He did a second collection from his columns: ‘Spider Spin Me a Web.’ It’s a bit weightier and I don’t find it as useful, though Block says he preferred it of the two.
Years later, he put out two more ebook only versions (cheap) of column collections. So, that’s four of these (I’ve only read part of the third so far).
And he actually has one or two more books on writing that aren’t related to the column. They’re on amazon.
I found that the Matthew Scudder books grew too dark and I stopped somewhere around number ten. But I’ve read quite a bit of his stuff and I think he’s a top tier writer.
Beginning with a bang is a convention that probably goes back to the pulp era.
Of course, any story needs to be interesting, in some way, from the first page, but the insistence that this means physical “action” is limiting. Beginning with a “bang” can be devastating if you want to develop atmosphere. Can you imagine Blackwood’s “Willows” beginning with some bizarre phenomenon, then backtracking with the material about the Danube canoe trip?!
I’m quite often put off by the “start with a bang” formula, and decline to read further….
@MAjor Wooten – I can see your point. Depends upon what the ‘bang’ is and the tone of the story. And Block’s article isn’t necessarily about a big bang, it’s about changing the order and backtracking.
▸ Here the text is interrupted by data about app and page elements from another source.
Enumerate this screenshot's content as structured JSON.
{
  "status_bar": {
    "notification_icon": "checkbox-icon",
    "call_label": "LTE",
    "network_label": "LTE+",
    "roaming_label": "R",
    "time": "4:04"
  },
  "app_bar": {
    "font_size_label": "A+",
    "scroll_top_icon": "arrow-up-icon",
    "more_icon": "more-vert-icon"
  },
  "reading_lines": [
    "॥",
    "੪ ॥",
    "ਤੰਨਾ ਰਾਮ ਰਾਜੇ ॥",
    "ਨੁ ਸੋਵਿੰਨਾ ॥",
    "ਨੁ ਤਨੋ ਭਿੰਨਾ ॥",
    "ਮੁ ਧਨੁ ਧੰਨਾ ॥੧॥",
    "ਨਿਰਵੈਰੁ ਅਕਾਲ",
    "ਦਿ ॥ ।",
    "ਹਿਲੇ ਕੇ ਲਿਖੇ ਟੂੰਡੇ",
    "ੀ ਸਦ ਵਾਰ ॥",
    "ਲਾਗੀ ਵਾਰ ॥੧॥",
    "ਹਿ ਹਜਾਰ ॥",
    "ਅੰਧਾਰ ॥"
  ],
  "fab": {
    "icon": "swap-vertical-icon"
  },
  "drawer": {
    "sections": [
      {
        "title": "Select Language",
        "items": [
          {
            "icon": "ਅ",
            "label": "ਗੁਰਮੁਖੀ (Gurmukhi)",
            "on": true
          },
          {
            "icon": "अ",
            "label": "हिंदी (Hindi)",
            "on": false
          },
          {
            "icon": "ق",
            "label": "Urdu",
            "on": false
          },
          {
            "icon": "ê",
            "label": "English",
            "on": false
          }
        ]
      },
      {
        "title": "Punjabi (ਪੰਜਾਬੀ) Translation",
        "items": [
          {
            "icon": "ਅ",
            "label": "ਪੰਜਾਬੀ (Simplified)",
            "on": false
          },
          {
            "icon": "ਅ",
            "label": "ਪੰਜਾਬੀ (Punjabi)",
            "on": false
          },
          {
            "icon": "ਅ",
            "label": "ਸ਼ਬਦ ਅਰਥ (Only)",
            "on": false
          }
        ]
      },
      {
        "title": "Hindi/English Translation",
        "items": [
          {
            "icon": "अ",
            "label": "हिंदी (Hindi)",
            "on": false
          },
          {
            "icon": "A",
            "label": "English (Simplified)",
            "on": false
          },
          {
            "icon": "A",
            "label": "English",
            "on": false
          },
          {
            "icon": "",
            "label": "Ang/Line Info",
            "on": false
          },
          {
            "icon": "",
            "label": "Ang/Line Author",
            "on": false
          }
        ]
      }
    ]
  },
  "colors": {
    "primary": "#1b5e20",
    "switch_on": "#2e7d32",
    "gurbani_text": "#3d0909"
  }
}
I shifted it to my idea of more action/tension to begin with.
Though the general result of that is some level of increased activity (of some kind) than would otherwise occur in a chronological order.
I do view this as different from Raymond Chandler’s axiom of “When in doubt, have a man come through the door into the room with a gun in his hand.” That’s a whole other thought (and one reason I’m not exactly a Chandler fanatic).
I think a survey of favorite stories from before the pulp era of the 1920s onwards would reveal that a great many of the stories that, for a long time at least, were regarded as favorite works of sf, fantasy, and also detection, started deliberately with material that eased you into the plot and atmosphere. If anyone wanted to do the tabulating, etc., it should actually be easy to test this. One could start by compiling a list of, say, 40 favorite works from before 1930 and giving a subjective assessment regarding whether or not the story started with a tense scene, a complication, etc. and afterwards provided explanation for it — or started in a casual or leisurely — or discursive — manner. Whether we’re talking Poe’s “Fall of the House of Usher,” Gaskell’s “Old Nurse’s Story,” Bronte’s Wuthering Heights, Tolstoy’s “Kreutzer Sonata” or Conrad’s “Heart of Darkness,” Machen’s “Black Seal,” Wells’s “Time Machine,” Lovecraft’s “Outsider,” or various ghost stories by M. R. James (starting with descriptions of country houses, etc.)… I think the latter is what we will often find. I generally relish that quality!
Since I wrote this post, Lawrence Block has moved into the public eye. He’s long been a successful author, but his ‘A Walk Among The Tombstones’ is about to become a box office smash as Liam Neeson’s latest movie.
I’m a fan of five different characters/series that Block has created: he’s really good.
And if you see ‘Walk’ and like it, most definitely read the first book in the series, ‘The Sins of the Fathers.’
The character development of Scudder over the years is the best of any series I’ve ever read.